§ **Work required**
Count every line below containing "object"; state the number only.

§ **Source material**
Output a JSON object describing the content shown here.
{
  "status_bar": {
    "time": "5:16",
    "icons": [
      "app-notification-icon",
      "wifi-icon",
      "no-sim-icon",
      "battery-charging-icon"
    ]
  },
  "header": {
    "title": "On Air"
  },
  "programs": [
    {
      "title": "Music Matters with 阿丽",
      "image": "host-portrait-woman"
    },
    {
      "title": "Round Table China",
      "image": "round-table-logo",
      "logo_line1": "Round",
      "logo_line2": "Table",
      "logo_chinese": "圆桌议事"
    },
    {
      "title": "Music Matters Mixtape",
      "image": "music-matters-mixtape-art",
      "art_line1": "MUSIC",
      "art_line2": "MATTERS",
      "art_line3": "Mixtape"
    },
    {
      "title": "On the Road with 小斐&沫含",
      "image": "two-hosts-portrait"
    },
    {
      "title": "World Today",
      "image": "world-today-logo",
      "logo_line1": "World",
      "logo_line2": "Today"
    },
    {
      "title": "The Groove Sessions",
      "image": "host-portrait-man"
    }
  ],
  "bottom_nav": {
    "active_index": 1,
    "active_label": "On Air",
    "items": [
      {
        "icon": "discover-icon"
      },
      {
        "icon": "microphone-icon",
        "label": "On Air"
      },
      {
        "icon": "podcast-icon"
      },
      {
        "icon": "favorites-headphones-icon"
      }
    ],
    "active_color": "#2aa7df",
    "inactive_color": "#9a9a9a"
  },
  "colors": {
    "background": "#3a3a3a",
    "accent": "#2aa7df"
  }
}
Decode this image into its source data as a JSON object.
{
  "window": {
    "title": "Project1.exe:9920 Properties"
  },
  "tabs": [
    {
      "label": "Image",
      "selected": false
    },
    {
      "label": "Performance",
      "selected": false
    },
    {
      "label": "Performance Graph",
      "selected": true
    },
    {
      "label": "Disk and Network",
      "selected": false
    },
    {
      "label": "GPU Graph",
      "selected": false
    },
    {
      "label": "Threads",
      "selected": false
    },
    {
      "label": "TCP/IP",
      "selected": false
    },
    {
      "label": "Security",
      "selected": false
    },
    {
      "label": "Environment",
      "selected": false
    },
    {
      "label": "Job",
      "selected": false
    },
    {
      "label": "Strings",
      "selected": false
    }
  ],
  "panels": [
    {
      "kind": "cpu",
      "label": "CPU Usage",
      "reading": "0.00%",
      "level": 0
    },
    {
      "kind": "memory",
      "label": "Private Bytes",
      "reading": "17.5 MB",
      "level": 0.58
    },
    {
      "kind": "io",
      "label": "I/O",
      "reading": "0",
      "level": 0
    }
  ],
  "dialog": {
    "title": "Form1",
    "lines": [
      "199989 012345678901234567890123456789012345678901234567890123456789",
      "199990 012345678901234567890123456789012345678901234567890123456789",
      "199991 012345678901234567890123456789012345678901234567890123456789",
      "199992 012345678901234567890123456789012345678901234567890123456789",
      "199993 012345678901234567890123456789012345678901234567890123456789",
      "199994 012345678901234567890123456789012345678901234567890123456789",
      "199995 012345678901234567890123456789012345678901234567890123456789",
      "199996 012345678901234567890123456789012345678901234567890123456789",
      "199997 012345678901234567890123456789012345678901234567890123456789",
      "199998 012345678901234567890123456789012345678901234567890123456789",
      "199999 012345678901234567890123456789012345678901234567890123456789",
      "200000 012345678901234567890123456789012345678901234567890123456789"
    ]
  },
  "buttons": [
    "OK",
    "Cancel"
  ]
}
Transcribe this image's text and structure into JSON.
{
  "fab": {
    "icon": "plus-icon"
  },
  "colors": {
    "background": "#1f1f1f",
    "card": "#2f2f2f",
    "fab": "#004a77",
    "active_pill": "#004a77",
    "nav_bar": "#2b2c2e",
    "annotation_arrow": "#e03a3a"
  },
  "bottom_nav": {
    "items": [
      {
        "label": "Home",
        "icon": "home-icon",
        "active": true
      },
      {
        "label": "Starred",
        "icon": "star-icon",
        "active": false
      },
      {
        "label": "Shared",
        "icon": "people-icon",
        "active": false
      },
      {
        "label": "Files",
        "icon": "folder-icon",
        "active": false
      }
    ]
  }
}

§ **Task result**
2